- If it were, the claim for breach of duty would be defeated by (a) illegality; (b) lack of causation; and/or an equal and countervailing claim in deceit.
In a judgment given by Lady Hale, the Supreme Court dismissed the appeal in full.
The Court emphasised the principle that a company has a separate identity and legal personality from its subscribers, shareholders, and directors. While there are certain circumstances in which those persons’ actions may be attributed to the company, this will be dependent on the context and purpose for which the attribution is relevant. The purpose of the Quincecare duty is to protect the company against just the sort of misappropriation that occurred in this case. If Daiwa’s position that the misappropriation should be attributed to the company were correct, the effect would be to “denude the duty of any value in cases where it is most needed” such that there would “in reality be no Quincecare duty of care or its breach would cease to have consequences”.
As well as making this finding, the Court also considered whether Daiwa’s defences to the claim of breach of the Quincecare duty would have succeeded if it had found that Mr Al Sanea’s fraud should be attributed to the company.
Daiwa argued that Singularis’ claim was barred for illegality, relying on Mr Al Sanea’s provision of documents which he knew to be false and his breach of fiduciary duty towards Singularis.

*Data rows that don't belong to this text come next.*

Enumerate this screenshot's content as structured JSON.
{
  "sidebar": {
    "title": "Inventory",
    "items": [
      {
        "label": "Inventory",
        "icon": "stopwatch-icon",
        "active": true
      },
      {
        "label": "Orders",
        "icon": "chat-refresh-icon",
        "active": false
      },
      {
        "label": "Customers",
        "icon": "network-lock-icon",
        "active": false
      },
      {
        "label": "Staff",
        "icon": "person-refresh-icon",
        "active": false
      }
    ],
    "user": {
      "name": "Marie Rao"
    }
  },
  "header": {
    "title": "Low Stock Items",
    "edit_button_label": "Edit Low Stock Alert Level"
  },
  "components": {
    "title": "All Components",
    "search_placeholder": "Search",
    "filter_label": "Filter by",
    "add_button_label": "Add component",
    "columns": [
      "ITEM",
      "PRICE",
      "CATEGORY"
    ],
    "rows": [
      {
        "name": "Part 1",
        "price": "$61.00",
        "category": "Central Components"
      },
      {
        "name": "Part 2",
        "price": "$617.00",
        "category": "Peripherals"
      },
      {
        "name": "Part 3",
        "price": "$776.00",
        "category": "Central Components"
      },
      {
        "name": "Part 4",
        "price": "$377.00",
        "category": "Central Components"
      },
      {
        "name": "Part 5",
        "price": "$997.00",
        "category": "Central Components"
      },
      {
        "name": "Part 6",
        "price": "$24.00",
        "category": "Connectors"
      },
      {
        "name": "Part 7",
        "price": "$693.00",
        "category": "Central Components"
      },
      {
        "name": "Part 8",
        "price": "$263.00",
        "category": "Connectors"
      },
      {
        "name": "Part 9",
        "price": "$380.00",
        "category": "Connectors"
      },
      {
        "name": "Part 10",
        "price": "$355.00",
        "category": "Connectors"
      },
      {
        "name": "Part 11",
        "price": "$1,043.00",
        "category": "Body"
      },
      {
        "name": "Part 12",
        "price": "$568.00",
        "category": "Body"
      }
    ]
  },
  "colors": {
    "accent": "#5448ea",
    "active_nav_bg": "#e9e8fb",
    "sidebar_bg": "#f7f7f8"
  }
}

The Court approached the illegality defence by assessing its application in the context of: (a) the underlying purpose of the prohibition which had been transgressed; (b) other relevant public interests; and (c) the proportionality and fairness to Singularis of denying its claim. Considering each of these factors, the Court rejected the defence, considering that:
- While the purpose of the prohibition on making false statements (which was transgressed in this case) was in part to protect the bank from being deceived, that purpose was achieved by ensuring that the bank would be liable to repay the money only if it had breached its Quincecare
- There is public interest in financial institutions playing a part in reducing and uncovering financial crime and money laundering. This would be undermined if a bank can escape the consequences of failing to do so by reference to the illegal conduct of its customers.
- Denial of the claim would be disproportionate to any wrongdoing by the company (particularly as it was possible to make a deduction for contributory negligence on the customer’s part).
The Court commented that “the Quincecare duty strikes a careful balance between the interests of the customer and those of the bank and denying the claim would not enhance the integrity of the law”.
The Court did not accept Daiwa’s argument that the Singularis’ loss had been caused by its own fault (in committing the fraud) rather than the fault of Daiwa. The very purpose of the Quincecare duty is to protect a bank’s customers from the harm caused by people for whom the customer is responsible. Accordingly, this was not a case in which the company’s act of dishonesty came after the bank’s breach of duty. Rather, the fraudulent instruction gave rise to the duty of care, which the bank then breached, causing the loss.
Countervailing claim in deceit
The Court considered this to be a variant of the causation argument. It held that Daiwa’s breach of the Quincecare duty (and not Mr Al Sanea’s misrepresentations) gave rise to the bank’s exposure to Singularis, quoting the court of appeal’s finding that “it would be a surprising result if Daiwa, having breached that duty, could escape liability by placing reliance on the existence of the fraud that was itself a pre-condition for its liability”.
The question of how a bank should act when it suspects fraud can be complex and give rise to a number of competing issues and priorities. The Court’s decision in this case emphasises how important it is for financial institutions to get it right.
The Court’s decision was clearly influenced by the public policy interest of holding banks accountable for the detection of financial crime and tackling fraud. As instances of fraud continue to increase, financial institutions should therefore expect further consideration and analysis of the Quincecare duty.